#### [Action item]
Pull out every line below containing the word "blossom".

#### [Data for this task]
* * * * * * * * *
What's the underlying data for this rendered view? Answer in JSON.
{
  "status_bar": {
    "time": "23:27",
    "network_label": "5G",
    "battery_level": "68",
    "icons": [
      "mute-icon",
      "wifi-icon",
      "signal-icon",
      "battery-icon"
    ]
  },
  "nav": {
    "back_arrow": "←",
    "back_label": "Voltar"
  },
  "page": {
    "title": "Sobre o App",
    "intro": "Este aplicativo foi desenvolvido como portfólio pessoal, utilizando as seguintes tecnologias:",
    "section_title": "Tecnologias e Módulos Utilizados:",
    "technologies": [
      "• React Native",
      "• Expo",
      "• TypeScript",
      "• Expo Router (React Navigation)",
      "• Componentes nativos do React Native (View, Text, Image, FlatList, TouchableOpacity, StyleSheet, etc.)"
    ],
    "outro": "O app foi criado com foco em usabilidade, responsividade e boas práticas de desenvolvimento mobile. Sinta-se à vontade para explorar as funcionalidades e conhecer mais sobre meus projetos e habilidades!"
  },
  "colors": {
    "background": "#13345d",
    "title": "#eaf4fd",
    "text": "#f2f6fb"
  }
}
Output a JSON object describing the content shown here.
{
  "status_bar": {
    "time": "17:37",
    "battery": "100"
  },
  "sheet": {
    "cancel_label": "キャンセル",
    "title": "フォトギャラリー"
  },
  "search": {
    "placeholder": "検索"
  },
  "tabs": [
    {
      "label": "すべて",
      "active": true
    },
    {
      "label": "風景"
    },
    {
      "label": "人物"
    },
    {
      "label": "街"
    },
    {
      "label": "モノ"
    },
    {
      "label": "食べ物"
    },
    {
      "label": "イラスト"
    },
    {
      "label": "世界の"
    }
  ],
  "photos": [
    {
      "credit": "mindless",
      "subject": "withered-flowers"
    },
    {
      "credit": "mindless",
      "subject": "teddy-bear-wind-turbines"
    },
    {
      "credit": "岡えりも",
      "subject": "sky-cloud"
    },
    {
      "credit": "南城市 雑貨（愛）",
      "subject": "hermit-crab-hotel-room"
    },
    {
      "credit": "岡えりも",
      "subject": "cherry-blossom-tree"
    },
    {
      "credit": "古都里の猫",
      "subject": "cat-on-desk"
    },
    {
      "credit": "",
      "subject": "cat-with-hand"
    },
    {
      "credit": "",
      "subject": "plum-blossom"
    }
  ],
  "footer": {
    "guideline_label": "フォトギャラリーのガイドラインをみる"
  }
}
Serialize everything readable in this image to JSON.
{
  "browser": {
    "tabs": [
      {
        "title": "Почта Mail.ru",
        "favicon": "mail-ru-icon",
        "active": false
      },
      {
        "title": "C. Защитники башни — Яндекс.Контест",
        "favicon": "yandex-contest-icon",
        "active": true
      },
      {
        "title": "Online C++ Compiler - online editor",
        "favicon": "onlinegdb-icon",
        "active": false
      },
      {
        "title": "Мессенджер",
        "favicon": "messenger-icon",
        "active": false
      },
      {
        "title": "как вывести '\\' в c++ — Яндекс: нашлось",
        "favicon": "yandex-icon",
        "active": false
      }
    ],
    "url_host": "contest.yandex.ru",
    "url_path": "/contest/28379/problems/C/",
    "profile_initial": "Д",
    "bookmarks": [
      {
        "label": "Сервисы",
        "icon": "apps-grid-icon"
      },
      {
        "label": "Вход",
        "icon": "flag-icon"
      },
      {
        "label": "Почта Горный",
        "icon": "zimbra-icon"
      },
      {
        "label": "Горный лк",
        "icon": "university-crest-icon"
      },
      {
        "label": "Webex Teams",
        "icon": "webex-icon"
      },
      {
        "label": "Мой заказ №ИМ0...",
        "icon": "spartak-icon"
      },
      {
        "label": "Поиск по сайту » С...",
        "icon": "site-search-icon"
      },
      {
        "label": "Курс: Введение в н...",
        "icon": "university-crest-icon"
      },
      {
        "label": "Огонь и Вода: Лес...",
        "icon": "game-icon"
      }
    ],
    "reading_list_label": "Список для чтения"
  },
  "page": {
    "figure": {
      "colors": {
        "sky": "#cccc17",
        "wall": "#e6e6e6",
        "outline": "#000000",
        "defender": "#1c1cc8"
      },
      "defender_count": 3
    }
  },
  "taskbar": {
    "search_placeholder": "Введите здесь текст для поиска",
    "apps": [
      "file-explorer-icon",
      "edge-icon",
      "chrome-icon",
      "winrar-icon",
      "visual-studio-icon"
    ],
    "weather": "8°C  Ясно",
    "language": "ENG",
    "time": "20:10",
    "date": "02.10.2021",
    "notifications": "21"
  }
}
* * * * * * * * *
#### [Output of the exercise]
      "subject": "cherry-blossom-tree"
      "subject": "plum-blossom"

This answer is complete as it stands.